- Liauzu, Claude (1996). Histoire des migrations en Méditerranée occidentale. Editions Complexe. ISBN 2-87027-608-7.
- Savitch, H.V.; Kantor, Paul (2002). Cities in the International Market Place: The Political Economy of Urban Development in North America and Western Europe. Princeton University Press. ISBN 0-691-09159-5.
- Peraldi, Michel; Samson, Michel (2006). Gouverner Marseille : Enquête sur les mondes politiques marseillais. Editions La Découverte. ISBN 2-7071-4964-0.
- Busquet, Raoul (1954). Histoire de la Provence des origines à la révolution française. Éditions Jeanne Lafitte. ISBN 2-86276-319-5.
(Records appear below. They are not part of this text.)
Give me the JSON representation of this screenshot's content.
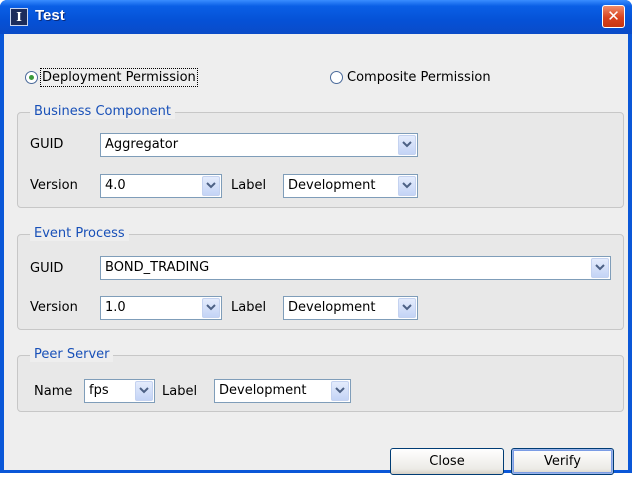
{
  "window": {
    "title": "Test",
    "icon_glyph": "I",
    "close_glyph": "✕"
  },
  "mode": {
    "deployment_label": "Deployment Permission",
    "composite_label": "Composite Permission",
    "selected": "deployment"
  },
  "business_component": {
    "title": "Business Component",
    "guid_label": "GUID",
    "guid_value": "Aggregator",
    "version_label": "Version",
    "version_value": "4.0",
    "label_label": "Label",
    "label_value": "Development"
  },
  "event_process": {
    "title": "Event Process",
    "guid_label": "GUID",
    "guid_value": "BOND_TRADING",
    "version_label": "Version",
    "version_value": "1.0",
    "label_label": "Label",
    "label_value": "Development"
  },
  "peer_server": {
    "title": "Peer Server",
    "name_label": "Name",
    "name_value": "fps",
    "label_label": "Label",
    "label_value": "Development"
  },
  "buttons": {
    "close_label": "Close",
    "verify_label": "Verify"
  },
  "colors": {
    "title_bar": "#0551d6",
    "group_title": "#1850b8",
    "close_button": "#d9431f"
  }
}
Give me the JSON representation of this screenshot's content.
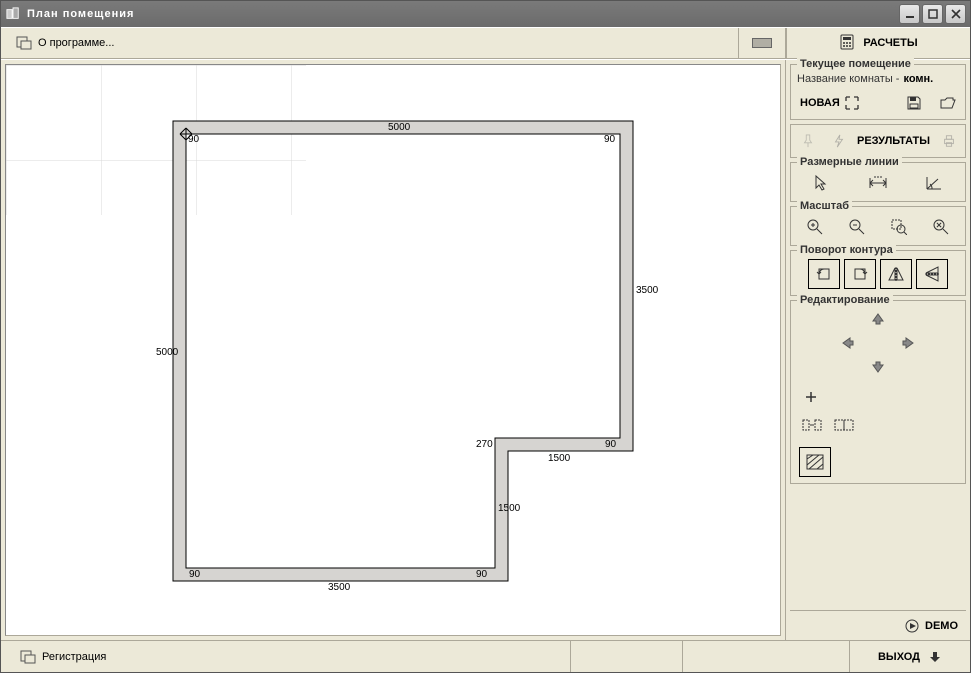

- Attard-Marainchi, Marie-Françoise; Échinard, Pierre; Jordi, Jean-Jacques; Lopez, Renée; Sayad, Abdelmalek; Témime, Émile (2007). Migrance – histoires des migrations à Marseille. Éditions Jeanne Laffitte. ISBN 978-2-86276-450-4., single book comprising 4 separate volumes: La préhistoire de la migration (1482–1830); L'expansion marseillaise et «l'invasion italienne» (1830–1918); Le cosomopolitisme de l'entre-deux-guerres (1919–1945); Le choc de la décolonisation (1945–1990).
|Wikimedia Commons has media related to Marseille.|
|Wikivoyage has a travel guide for Marseille.|
- Marseille, mediterranean capital – Official French website (in English)
- Capitale culturelle européenne 2013 Official website (in French)
- General information and tourist website (in English)
- Marseille day tours (in English)